* _Page and application data records_:
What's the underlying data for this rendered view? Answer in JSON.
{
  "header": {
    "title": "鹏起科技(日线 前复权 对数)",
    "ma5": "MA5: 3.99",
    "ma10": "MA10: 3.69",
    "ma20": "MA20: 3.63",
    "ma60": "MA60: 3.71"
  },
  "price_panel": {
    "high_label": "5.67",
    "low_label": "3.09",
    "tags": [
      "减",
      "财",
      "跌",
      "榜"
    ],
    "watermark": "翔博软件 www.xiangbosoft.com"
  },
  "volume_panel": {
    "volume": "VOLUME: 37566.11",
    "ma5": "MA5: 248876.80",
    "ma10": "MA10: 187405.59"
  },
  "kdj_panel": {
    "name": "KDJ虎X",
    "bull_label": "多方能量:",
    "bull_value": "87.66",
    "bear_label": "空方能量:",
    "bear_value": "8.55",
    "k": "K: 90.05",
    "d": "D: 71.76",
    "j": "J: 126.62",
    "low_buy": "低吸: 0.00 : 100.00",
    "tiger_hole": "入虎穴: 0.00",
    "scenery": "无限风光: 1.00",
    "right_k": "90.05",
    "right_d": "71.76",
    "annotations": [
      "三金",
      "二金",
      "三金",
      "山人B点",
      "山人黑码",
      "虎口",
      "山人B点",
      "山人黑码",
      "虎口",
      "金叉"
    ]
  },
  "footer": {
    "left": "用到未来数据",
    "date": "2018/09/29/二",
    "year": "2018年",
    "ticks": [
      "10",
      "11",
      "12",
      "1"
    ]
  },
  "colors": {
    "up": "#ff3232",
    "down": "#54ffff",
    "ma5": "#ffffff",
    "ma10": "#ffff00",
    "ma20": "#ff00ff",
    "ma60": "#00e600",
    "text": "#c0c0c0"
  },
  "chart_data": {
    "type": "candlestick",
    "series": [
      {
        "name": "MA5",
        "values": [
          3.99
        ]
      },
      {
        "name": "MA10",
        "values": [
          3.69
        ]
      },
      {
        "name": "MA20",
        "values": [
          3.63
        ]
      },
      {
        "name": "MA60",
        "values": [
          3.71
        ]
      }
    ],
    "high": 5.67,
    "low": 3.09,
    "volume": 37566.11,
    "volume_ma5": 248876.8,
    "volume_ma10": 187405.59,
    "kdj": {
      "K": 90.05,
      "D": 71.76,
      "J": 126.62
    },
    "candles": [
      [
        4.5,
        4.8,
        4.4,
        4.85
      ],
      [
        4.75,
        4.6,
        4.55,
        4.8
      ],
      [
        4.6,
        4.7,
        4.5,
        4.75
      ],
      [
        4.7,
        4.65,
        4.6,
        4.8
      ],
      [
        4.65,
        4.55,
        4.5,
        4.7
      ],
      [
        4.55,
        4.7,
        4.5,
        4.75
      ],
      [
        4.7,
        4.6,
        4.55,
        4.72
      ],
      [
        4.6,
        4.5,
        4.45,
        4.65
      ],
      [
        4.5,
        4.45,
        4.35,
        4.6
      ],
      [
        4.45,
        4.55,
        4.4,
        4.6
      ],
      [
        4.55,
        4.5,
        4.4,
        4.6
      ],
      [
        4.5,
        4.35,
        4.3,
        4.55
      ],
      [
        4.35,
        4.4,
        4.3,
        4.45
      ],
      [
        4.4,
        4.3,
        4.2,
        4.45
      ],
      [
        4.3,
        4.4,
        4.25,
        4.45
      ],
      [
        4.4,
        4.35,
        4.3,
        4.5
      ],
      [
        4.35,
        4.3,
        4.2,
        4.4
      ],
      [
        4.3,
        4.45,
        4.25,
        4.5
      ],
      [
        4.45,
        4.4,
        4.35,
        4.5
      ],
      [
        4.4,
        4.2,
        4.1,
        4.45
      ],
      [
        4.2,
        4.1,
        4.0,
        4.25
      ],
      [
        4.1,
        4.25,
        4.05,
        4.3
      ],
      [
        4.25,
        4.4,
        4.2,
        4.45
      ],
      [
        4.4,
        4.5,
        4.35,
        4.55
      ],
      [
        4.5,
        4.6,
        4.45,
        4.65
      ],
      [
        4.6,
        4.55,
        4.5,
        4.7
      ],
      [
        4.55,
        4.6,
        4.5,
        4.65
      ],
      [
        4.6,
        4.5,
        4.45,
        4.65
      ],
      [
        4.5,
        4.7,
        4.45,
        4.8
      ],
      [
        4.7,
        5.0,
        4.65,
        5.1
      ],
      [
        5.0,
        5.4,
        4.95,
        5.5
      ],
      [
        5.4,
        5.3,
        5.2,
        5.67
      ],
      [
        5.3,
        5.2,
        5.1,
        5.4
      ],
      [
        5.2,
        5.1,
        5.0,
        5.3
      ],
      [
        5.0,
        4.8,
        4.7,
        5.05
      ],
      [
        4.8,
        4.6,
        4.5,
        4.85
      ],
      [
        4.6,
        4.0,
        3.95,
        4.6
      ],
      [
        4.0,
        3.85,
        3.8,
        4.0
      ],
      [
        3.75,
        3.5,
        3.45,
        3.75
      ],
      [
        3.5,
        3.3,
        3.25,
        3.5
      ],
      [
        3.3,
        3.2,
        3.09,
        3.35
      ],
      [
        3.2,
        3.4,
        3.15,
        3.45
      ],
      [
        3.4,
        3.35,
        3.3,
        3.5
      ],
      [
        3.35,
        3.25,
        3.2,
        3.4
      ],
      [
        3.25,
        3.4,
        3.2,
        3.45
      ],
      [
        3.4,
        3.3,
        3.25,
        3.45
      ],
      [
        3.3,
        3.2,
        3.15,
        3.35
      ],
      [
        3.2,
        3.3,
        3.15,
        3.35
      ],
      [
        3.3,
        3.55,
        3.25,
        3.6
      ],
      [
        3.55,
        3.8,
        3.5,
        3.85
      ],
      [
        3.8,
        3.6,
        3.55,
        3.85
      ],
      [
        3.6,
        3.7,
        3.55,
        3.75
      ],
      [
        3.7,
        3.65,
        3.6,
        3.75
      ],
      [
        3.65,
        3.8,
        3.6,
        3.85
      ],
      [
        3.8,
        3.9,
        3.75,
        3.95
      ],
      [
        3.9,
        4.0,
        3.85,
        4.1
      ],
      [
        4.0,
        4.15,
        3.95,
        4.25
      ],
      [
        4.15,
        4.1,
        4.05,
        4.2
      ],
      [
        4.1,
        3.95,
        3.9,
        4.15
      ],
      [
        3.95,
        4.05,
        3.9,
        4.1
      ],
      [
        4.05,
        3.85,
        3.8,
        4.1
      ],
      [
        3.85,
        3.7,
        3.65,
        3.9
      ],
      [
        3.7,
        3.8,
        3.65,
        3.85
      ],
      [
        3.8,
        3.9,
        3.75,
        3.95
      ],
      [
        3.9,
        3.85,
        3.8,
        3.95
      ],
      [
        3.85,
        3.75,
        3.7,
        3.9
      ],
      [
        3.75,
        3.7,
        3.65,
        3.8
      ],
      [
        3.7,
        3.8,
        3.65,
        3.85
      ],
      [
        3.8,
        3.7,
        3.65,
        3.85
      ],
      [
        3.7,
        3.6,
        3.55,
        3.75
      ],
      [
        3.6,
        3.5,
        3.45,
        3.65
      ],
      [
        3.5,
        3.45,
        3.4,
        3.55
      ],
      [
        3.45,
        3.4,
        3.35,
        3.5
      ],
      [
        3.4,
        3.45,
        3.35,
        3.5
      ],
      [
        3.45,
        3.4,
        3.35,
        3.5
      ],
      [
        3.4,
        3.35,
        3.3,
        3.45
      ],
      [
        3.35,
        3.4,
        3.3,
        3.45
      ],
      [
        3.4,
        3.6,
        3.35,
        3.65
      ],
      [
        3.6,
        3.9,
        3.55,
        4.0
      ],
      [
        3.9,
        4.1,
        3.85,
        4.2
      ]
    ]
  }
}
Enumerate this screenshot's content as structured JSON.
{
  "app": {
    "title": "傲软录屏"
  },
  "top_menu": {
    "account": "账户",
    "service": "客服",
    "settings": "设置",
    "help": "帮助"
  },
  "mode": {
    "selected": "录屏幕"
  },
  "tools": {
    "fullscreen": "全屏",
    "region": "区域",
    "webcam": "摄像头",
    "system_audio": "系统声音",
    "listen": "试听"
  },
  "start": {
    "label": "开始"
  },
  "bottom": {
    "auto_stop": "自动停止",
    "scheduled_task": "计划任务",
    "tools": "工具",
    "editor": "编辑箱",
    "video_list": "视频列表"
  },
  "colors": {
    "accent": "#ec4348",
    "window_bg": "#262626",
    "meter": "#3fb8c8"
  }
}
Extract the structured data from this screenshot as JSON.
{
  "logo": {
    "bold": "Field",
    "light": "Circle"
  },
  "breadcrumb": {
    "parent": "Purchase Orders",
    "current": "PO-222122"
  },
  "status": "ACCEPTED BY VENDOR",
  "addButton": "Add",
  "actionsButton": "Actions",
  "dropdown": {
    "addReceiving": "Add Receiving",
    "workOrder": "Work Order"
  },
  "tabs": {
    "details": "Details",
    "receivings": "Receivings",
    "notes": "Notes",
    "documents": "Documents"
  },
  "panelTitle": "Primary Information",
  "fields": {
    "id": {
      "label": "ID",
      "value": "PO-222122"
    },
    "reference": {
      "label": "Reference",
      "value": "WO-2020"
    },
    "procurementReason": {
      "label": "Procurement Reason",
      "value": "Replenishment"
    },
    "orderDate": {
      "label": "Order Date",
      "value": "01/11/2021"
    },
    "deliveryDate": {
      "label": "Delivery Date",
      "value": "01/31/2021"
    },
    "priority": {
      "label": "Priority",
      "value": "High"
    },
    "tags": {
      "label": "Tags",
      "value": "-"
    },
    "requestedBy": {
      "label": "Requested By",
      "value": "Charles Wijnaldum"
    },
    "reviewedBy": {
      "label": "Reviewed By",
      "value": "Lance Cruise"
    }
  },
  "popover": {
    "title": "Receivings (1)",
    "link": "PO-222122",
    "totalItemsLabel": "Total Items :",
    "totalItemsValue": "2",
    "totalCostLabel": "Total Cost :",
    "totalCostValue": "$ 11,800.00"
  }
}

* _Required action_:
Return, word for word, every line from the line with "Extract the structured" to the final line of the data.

* _Response_:
Extract the structured data from this screenshot as JSON.
{
  "logo": {
    "bold": "Field",
    "light": "Circle"
  },
  "breadcrumb": {
    "parent": "Purchase Orders",
    "current": "PO-222122"
  },
  "status": "ACCEPTED BY VENDOR",
  "addButton": "Add",
  "actionsButton": "Actions",
  "dropdown": {
    "addReceiving": "Add Receiving",
    "workOrder": "Work Order"
  },
  "tabs": {
    "details": "Details",
    "receivings": "Receivings",
    "notes": "Notes",
    "documents": "Documents"
  },
  "panelTitle": "Primary Information",
  "fields": {
    "id": {
      "label": "ID",
      "value": "PO-222122"
    },
    "reference": {
      "label": "Reference",
      "value": "WO-2020"
    },
    "procurementReason": {
      "label": "Procurement Reason",
      "value": "Replenishment"
    },
    "orderDate": {
      "label": "Order Date",
      "value": "01/11/2021"
    },
    "deliveryDate": {
      "label": "Delivery Date",
      "value": "01/31/2021"
    },
    "priority": {
      "label": "Priority",
      "value": "High"
    },
    "tags": {
      "label": "Tags",
      "value": "-"
    },
    "requestedBy": {
      "label": "Requested By",
      "value": "Charles Wijnaldum"
    },
    "reviewedBy": {
      "label": "Reviewed By",
      "value": "Lance Cruise"
    }
  },
  "popover": {
    "title": "Receivings (1)",
    "link": "PO-222122",
    "totalItemsLabel": "Total Items :",
    "totalItemsValue": "2",
    "totalCostLabel": "Total Cost :",
    "totalCostValue": "$ 11,800.00"
  }
}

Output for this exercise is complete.